If a picture is worth a thousand words, a map is worth a million. Recently released research on transit patterns in Nairobi puts the power of a map in the hands of the people and urban planners. Using data they collected, the Digital Matatus project, a collaboration between students and professors at Columbia, MIT, the University of Nairobi and design firm Groupshot, published a map showing graphically for the first time the routes and stops of Nairobi’s informal matatu minibus system. The map not only illuminates the complex and oftentimes confusing system that moves nearly a million people every day, but provides a basis for the future of transportation planning in Kenya’s capital. Immediately, this new data is proving useful and important, as ITDP incorporates the information into models and recommendations for Nairobi’s first ever BRT corridor.

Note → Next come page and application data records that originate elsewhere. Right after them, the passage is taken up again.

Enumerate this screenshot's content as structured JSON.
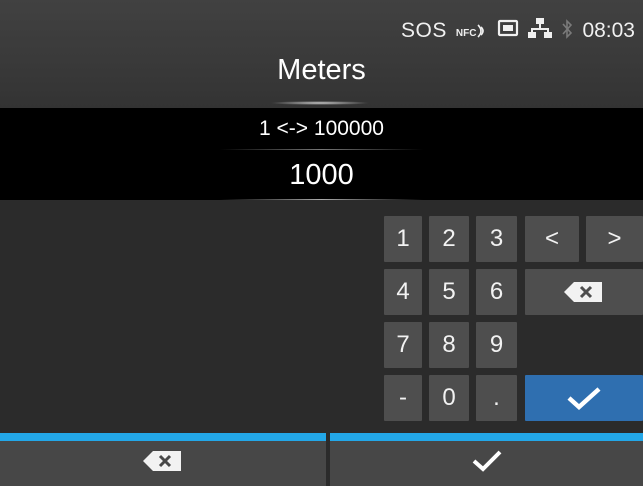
{
  "status": {
    "sos": "SOS",
    "nfc": "NFC",
    "time": "08:03",
    "icons": [
      "nfc-icon",
      "sd-card-icon",
      "network-icon",
      "bluetooth-icon"
    ]
  },
  "title": "Meters",
  "range": "1 <-> 100000",
  "value": "1000",
  "keypad": {
    "rows": [
      [
        "1",
        "2",
        "3",
        "<",
        ">"
      ],
      [
        "4",
        "5",
        "6",
        "backspace"
      ],
      [
        "7",
        "8",
        "9"
      ],
      [
        "-",
        "0",
        ".",
        "confirm"
      ]
    ]
  },
  "bottom": {
    "left": "backspace",
    "right": "confirm"
  },
  "colors": {
    "accent": "#23a7e8",
    "confirm_key": "#2f6fb0",
    "key": "#4e4e4e",
    "background": "#2b2b2b"
  }
}
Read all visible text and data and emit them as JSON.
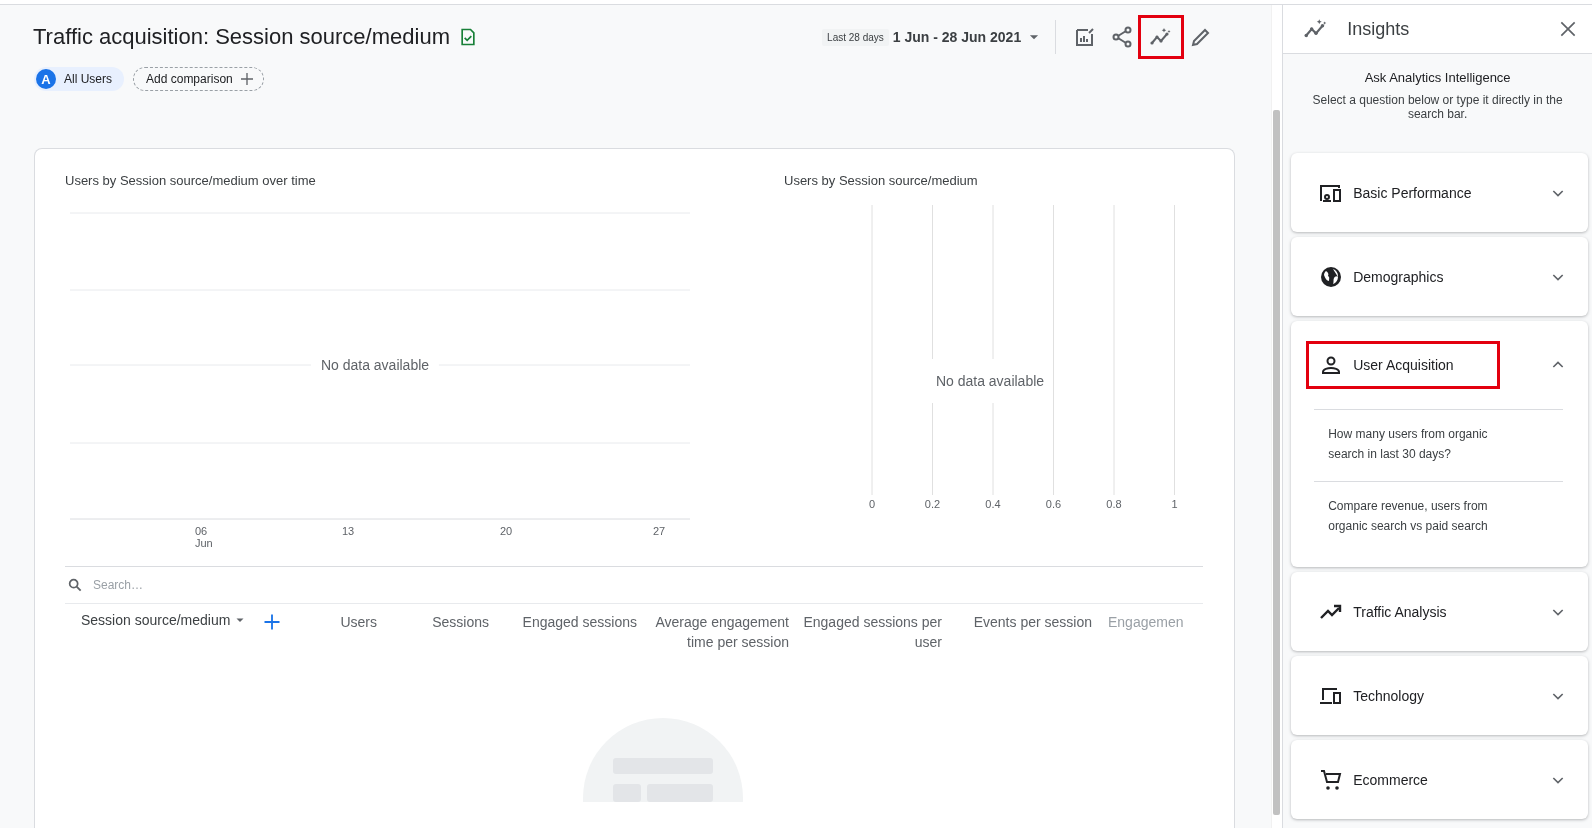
{
  "header": {
    "title": "Traffic acquisition: Session source/medium",
    "date_preset": "Last 28 days",
    "date_range": "1 Jun - 28 Jun 2021",
    "toolbar": [
      {
        "kind": "customize",
        "highlighted": false
      },
      {
        "kind": "share",
        "highlighted": false
      },
      {
        "kind": "insights",
        "highlighted": true
      },
      {
        "kind": "edit",
        "highlighted": false
      }
    ]
  },
  "comparisons": {
    "segment_badge": "A",
    "segment_label": "All Users",
    "add_button": "Add comparison"
  },
  "charts": [
    {
      "kind": "time",
      "title": "Users by Session source/medium over time",
      "empty_message": "No data available",
      "x_labels": [
        {
          "label": "06",
          "sublabel": "Jun"
        },
        {
          "label": "13"
        },
        {
          "label": "20"
        },
        {
          "label": "27"
        }
      ]
    },
    {
      "kind": "bar",
      "title": "Users by Session source/medium",
      "empty_message": "No data available",
      "x_labels": [
        {
          "label": "0"
        },
        {
          "label": "0.2"
        },
        {
          "label": "0.4"
        },
        {
          "label": "0.6"
        },
        {
          "label": "0.8"
        },
        {
          "label": "1"
        }
      ]
    }
  ],
  "table": {
    "search_placeholder": "Search…",
    "columns": [
      {
        "kind": "dimension",
        "label": "Session source/medium"
      },
      {
        "kind": "metric",
        "label": "Users"
      },
      {
        "kind": "metric",
        "label": "Sessions"
      },
      {
        "kind": "metric",
        "label": "Engaged sessions"
      },
      {
        "kind": "metric",
        "label": "Average engagement time per session"
      },
      {
        "kind": "metric",
        "label": "Engaged sessions per user"
      },
      {
        "kind": "metric",
        "label": "Events per session"
      },
      {
        "kind": "cut",
        "label": "Engagemen"
      }
    ]
  },
  "insights": {
    "title": "Insights",
    "heading": "Ask Analytics Intelligence",
    "subtitle": "Select a question below or type it directly in the search bar.",
    "sections": [
      {
        "kind": "performance",
        "label": "Basic Performance",
        "expanded": false,
        "highlighted": false
      },
      {
        "kind": "globe",
        "label": "Demographics",
        "expanded": false,
        "highlighted": false
      },
      {
        "kind": "person",
        "label": "User Acquisition",
        "expanded": true,
        "highlighted": true,
        "questions": [
          "How many users from organic search in last 30 days?",
          "Compare revenue, users from organic search vs paid search"
        ]
      },
      {
        "kind": "trend",
        "label": "Traffic Analysis",
        "expanded": false,
        "highlighted": false
      },
      {
        "kind": "devices",
        "label": "Technology",
        "expanded": false,
        "highlighted": false
      },
      {
        "kind": "cart",
        "label": "Ecommerce",
        "expanded": false,
        "highlighted": false
      }
    ]
  }
}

The new map provides important insight into transit patterns of Nairobi’s travelers. With a clearer view of the system’s routes and transfer locations, matatu riders can find easier paths to their destinations. While the map is most well-known in planning circles for providing useful information to the general public, its underlying data is proving equally useful to planners and local government officials in understanding current travel patterns and enhancing their ability to plan for the future.
Critically, the researchers entered the data into the open format General Transit Feed Specification (GTFS), a common format for public transportation schedules that allows the data to be used for travel apps and system modeling. Along with exciting projects in Dkaha, Manila and Mexico City, the Nairobi project is one of the first to bring informal transit into GTFS, allowing more dynamic trip planning for users and advanced network analysis for planners.

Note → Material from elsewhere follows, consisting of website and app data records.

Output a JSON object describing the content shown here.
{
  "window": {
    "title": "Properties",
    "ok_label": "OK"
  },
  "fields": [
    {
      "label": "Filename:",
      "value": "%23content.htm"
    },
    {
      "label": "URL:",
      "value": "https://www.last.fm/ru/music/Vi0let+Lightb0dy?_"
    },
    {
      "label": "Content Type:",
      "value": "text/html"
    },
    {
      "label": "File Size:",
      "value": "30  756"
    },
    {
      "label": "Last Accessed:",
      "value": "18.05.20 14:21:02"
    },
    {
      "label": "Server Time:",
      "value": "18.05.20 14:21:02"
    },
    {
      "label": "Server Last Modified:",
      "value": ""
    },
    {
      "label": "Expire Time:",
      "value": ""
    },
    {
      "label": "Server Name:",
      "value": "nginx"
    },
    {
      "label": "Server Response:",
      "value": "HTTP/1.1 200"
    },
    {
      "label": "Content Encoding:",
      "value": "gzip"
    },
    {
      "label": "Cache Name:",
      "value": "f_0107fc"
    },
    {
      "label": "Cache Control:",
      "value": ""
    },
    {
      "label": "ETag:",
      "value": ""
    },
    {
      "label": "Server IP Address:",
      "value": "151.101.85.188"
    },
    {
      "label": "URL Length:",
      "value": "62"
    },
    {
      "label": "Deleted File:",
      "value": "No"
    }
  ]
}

ITDP, in a partnership with the Kenya National Highways Authority (KeNHA) and UN-Habitat, is the first to make use of the wealth of data available, building off the dataset to develop plans and recommendations for the upcoming BRT along the Uhuru Highway. “It has been a tremendously useful tool,” said ITDP Africa Program Associate, Chris Van Eyken. “The data allowed us to build a model of transit ridership along key routes, giving ITDP and our partners the information to create a robust series of plans and recommendations for the Uhuru Highway BRT.”

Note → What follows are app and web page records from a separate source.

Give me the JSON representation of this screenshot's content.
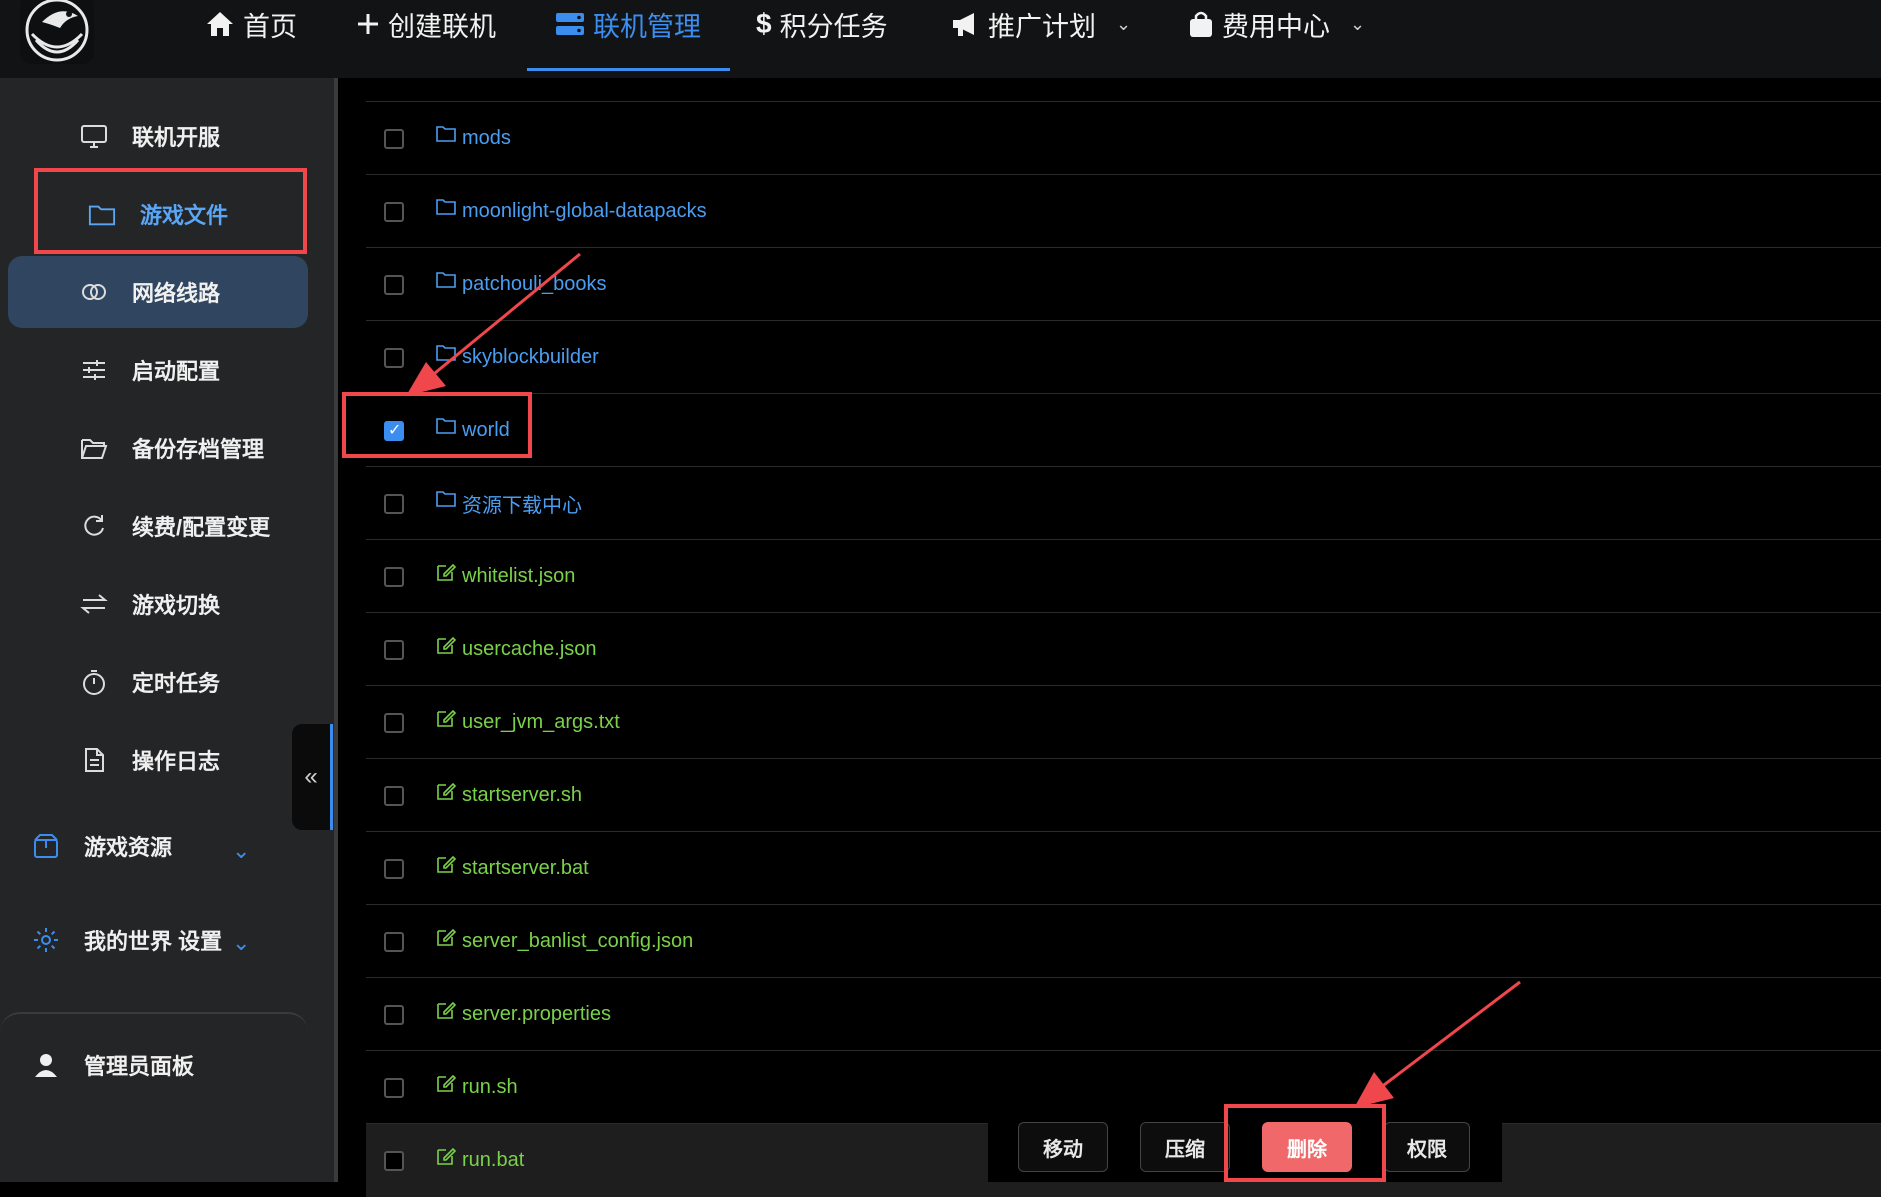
{
  "nav": {
    "items": [
      {
        "label": "首页",
        "icon": "home-icon"
      },
      {
        "label": "创建联机",
        "icon": "plus-icon"
      },
      {
        "label": "联机管理",
        "icon": "server-icon",
        "active": true
      },
      {
        "label": "积分任务",
        "icon": "dollar-icon"
      },
      {
        "label": "推广计划",
        "icon": "megaphone-icon",
        "dropdown": true
      },
      {
        "label": "费用中心",
        "icon": "bag-icon",
        "dropdown": true
      }
    ],
    "accent": "#3b8ef0"
  },
  "sidebar": {
    "items": [
      {
        "label": "联机开服",
        "icon": "monitor-icon"
      },
      {
        "label": "游戏文件",
        "icon": "folder-icon",
        "active": true
      },
      {
        "label": "网络线路",
        "icon": "link-icon"
      },
      {
        "label": "启动配置",
        "icon": "sliders-icon"
      },
      {
        "label": "备份存档管理",
        "icon": "folder-open-icon"
      },
      {
        "label": "续费/配置变更",
        "icon": "refresh-icon"
      },
      {
        "label": "游戏切换",
        "icon": "switch-icon"
      },
      {
        "label": "定时任务",
        "icon": "timer-icon"
      },
      {
        "label": "操作日志",
        "icon": "document-icon"
      }
    ],
    "groups": [
      {
        "label": "游戏资源",
        "icon": "box-icon"
      },
      {
        "label": "我的世界 设置",
        "icon": "gear-icon"
      }
    ],
    "admin": {
      "label": "管理员面板",
      "icon": "user-icon"
    },
    "collapse_glyph": "«"
  },
  "files": [
    {
      "name": "mods",
      "type": "folder",
      "checked": false
    },
    {
      "name": "moonlight-global-datapacks",
      "type": "folder",
      "checked": false
    },
    {
      "name": "patchouli_books",
      "type": "folder",
      "checked": false
    },
    {
      "name": "skyblockbuilder",
      "type": "folder",
      "checked": false
    },
    {
      "name": "world",
      "type": "folder",
      "checked": true
    },
    {
      "name": "资源下载中心",
      "type": "folder",
      "checked": false
    },
    {
      "name": "whitelist.json",
      "type": "file",
      "checked": false
    },
    {
      "name": "usercache.json",
      "type": "file",
      "checked": false
    },
    {
      "name": "user_jvm_args.txt",
      "type": "file",
      "checked": false
    },
    {
      "name": "startserver.sh",
      "type": "file",
      "checked": false
    },
    {
      "name": "startserver.bat",
      "type": "file",
      "checked": false
    },
    {
      "name": "server_banlist_config.json",
      "type": "file",
      "checked": false
    },
    {
      "name": "server.properties",
      "type": "file",
      "checked": false
    },
    {
      "name": "run.sh",
      "type": "file",
      "checked": false
    },
    {
      "name": "run.bat",
      "type": "file",
      "checked": false
    }
  ],
  "actions": {
    "move": "移动",
    "compress": "压缩",
    "delete": "删除",
    "permissions": "权限"
  },
  "colors": {
    "folder": "#4a9ef2",
    "file": "#7ad14a",
    "danger": "#f0686a",
    "highlight": "#f0474c"
  }
}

Despite their importance to Nairobi’s public transportation network, matatu buses, stuck in traffic congestion and often poorly maintained, are insufficient to meet Nairobi’s growing transit needs. The planned BRT will increase mobility, provide an alternative to driving, and expand options for movement across the city. ITDP Africa will release a complete transit model in spring 2014, thanks in part to Digital Matatus, demonstrating the ways in which BRT will fit into and improve the transportation network in Nairobi.